skip to Main Content
Our latest devotional, Our Humble God: Daily Reflections for Advent 2017, is now available. Order your free copy.
Advent 2014 Devotional, December 16

Advent 2014 Devotional, December 16

Advent 2014 Devotional CoverThe point is this: the one who sows sparingly will also reap sparingly, and the one who sows bountifully will also reap bountifully. Each of you must give as you have made up your mind, not reluctantly or under compulsion, for God loves a cheerful giver. And God is able to make all grace abound toward you; that you always having all sufficiency in all things, may abound to every good work.
II Corinthians 9:6-8

First published in 1843, Charles Dickens’ novella, A Christmas Carol, has never been out of print. This annual holiday favorite about the transformation of bitter old miser Ebenezer Scrooge has been adapted countless times to film, stage, and opera. Scrooge has entered our vocabulary for a grudging, penny-pinching, miserly, miserable person. He exemplifies how a miser becomes a “miser-able” person. Here is how Dickens paints Scrooge:

Oh, but he was a tight fisted hand at the grindstone. Scrooge, a squeezing, wrenching, grasping, scraping, clutching, covetous, old sinner. Hard and sharp as flint, from which no steel had ever struck out generous fire. Secret, and self-contained, and solitary as an oyster.

What a contrast is pitiable Scrooge to the “cheerful giver” through whom God’s inexhaustible grace flows to others!

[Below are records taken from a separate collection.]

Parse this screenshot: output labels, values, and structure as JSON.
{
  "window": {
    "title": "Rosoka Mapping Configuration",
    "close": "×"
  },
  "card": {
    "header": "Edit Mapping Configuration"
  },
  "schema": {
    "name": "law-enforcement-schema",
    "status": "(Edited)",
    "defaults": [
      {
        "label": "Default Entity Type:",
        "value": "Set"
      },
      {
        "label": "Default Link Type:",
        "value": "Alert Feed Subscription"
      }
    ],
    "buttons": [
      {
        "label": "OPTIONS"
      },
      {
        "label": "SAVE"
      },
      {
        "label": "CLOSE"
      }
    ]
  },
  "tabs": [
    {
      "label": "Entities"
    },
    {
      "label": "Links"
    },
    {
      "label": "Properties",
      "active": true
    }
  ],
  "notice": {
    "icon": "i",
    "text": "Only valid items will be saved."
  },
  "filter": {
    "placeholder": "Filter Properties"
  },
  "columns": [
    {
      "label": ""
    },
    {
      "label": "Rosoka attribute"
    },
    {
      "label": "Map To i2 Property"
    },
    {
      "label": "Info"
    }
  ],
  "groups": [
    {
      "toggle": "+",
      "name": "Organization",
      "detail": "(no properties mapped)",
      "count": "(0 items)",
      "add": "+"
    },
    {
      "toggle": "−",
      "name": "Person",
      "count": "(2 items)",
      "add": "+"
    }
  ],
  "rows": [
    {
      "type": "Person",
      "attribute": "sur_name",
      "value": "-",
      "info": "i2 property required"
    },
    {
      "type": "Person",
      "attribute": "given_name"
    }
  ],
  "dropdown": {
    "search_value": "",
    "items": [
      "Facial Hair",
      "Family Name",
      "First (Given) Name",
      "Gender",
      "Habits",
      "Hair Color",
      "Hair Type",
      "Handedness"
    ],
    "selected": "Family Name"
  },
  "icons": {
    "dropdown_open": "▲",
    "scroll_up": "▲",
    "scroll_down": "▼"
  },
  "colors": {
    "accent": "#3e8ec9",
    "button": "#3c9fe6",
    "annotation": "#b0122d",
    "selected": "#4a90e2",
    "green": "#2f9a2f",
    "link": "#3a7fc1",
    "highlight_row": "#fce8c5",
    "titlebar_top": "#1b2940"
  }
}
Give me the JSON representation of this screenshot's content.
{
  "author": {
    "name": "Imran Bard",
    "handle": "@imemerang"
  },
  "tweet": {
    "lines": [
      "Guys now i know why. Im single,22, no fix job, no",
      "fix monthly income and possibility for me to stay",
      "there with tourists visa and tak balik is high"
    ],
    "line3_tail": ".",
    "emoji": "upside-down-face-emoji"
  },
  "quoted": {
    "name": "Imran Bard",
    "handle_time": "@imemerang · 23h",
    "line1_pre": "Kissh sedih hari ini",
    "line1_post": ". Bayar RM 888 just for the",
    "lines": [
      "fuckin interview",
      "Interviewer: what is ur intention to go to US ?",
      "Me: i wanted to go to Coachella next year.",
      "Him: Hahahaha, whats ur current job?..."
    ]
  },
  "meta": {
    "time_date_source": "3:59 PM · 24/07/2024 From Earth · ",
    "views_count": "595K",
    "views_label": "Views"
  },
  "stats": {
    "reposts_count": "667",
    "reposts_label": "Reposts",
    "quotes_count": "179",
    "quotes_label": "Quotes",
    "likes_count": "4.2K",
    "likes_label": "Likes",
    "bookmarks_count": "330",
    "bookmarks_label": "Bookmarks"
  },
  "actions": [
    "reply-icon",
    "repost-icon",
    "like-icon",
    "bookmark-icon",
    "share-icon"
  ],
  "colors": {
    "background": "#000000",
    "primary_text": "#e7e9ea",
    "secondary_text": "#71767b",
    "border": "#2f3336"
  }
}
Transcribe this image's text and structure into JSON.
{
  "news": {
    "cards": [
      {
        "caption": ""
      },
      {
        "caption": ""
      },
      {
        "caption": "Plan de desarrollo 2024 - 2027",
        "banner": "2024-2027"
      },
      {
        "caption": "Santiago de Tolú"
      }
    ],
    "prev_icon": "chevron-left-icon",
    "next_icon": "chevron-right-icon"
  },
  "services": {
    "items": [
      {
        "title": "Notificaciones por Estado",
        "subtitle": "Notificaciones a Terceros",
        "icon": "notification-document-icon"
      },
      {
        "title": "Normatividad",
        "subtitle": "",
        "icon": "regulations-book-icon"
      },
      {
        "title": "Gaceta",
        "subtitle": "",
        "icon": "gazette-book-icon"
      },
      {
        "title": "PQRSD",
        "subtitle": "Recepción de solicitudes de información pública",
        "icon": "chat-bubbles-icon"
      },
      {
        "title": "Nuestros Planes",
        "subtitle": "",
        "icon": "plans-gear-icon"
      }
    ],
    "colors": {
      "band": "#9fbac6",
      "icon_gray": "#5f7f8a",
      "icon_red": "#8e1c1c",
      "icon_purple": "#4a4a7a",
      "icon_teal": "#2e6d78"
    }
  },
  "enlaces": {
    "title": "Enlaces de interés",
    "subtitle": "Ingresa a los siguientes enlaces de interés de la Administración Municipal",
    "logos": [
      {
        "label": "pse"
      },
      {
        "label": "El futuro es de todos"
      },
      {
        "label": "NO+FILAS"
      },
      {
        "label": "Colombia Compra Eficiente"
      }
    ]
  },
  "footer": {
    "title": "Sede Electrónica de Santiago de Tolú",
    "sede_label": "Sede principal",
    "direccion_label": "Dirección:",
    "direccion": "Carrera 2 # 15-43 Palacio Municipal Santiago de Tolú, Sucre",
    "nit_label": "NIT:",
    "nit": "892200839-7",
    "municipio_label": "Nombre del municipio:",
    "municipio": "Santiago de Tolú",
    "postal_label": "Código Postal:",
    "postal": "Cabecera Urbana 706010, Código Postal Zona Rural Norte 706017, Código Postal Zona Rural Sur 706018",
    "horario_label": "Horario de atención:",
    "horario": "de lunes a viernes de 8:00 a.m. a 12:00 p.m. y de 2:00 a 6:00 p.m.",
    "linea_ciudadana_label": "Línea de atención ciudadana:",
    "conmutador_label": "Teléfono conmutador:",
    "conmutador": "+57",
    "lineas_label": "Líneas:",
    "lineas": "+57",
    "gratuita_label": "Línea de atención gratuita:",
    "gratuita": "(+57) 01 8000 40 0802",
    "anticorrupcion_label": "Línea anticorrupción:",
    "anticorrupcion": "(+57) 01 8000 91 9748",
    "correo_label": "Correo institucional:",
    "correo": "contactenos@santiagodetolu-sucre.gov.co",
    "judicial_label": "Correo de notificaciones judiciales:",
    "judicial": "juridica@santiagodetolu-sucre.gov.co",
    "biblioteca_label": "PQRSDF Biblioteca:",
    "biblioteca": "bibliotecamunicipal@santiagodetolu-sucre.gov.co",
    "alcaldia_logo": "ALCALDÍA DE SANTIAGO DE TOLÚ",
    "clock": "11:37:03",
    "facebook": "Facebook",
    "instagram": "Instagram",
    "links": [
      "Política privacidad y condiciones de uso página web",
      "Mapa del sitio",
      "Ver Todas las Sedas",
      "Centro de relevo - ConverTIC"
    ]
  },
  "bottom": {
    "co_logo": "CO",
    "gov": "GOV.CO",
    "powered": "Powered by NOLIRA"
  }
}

In today’s Scripture the apostle Paul reasons with every believer: “Each of you must give as you have made up your mind”. In calling for each of us to make up our minds how to give, Paul uses a rare Greek word (proaireo) not used any other place in the Bible. The word means “to predetermine”, or “to beforehand give careful thought”. The word suggests deliberate, considered calculation not influenced by outside pressure or manipulation. It is the kind of reckoning a farmer does in considering how large a harvest he wants to reap. Decisions as to how we will give our time, resources, and talents are not to be made “reluctantly or under compulsion, for God loves a cheerful giver”. William Barclay renders this as giving when a “need wakens a desire that cannot be stilled”. (Letter to the Corinthians)

That God loves the cheerful giver tells a lot about the way God gives, and the way He wants us to receive. God is the ultimate cheerful giver who gives solely because He delights in giving. God’s delight is seen in the way that He gave: He gave His own Son. Not grudgingly, not reluctantly, but God gave because He delights in you and me. The size of our gift matters little to God in weighing the greatness of the giver. What matters to God is that we give as He gives, for “God loves a cheerful giver”.

I like the way The Message paraphrases and challenges us with Paul’s words: “I want each of you to take plenty of time to think it over, and make up your own mind what you will give. That will protect you against sob stories and arm-twisting. God loves it when the giver delights in the giving.”

I also like the way Scrooge’s story ends; it is, after all, a story of transformation. A miserly, miserable man becomes a cheerful giver. He wakes up Christmas morning and sees the bright sunshine and the world through different eyes. He even goes to church to worship with God’s people. He determines to give of himself and to give of his goods to others.

Scrooge was better than his word. He did it all, and infinitely more; and to Tiny Tim, who did not die, he was a second father. He became as good a friend, as good a master, and as good a man the good old city knew, or any other good old city, town, or borough, in the good old world. Some people laughed to see the alteration in him, but he let them laugh….His own heart laughed, and that was enough for him…And it was always said of him, that he knew how to keep Christmas well, if any man alive possessed the knowledge. May that be truly said of us, and all of us! And so, as Tiny Tim observed, ‘God Bless Us, Every One.’

Yes, God bless us every one!

REFLECTION

  • William Barclay writes about godly, cheerful giving as coming when a “need wakens a desire that cannot be stilled.” Thank about a need in your family, community, or world that wakens a desire in you to participate in God’s giving.
  • God loves a cheerful giver because God is cheerful when He gives. Take a few moments to reflect on God’s delight in giving Himself for you at the manger and the cross. Talk to Him about your thoughts and feelings.

THE DAILY RECEIVING PRAYER

Leave a Reply

Your email address will not be published. Required fields are marked *

Back To Top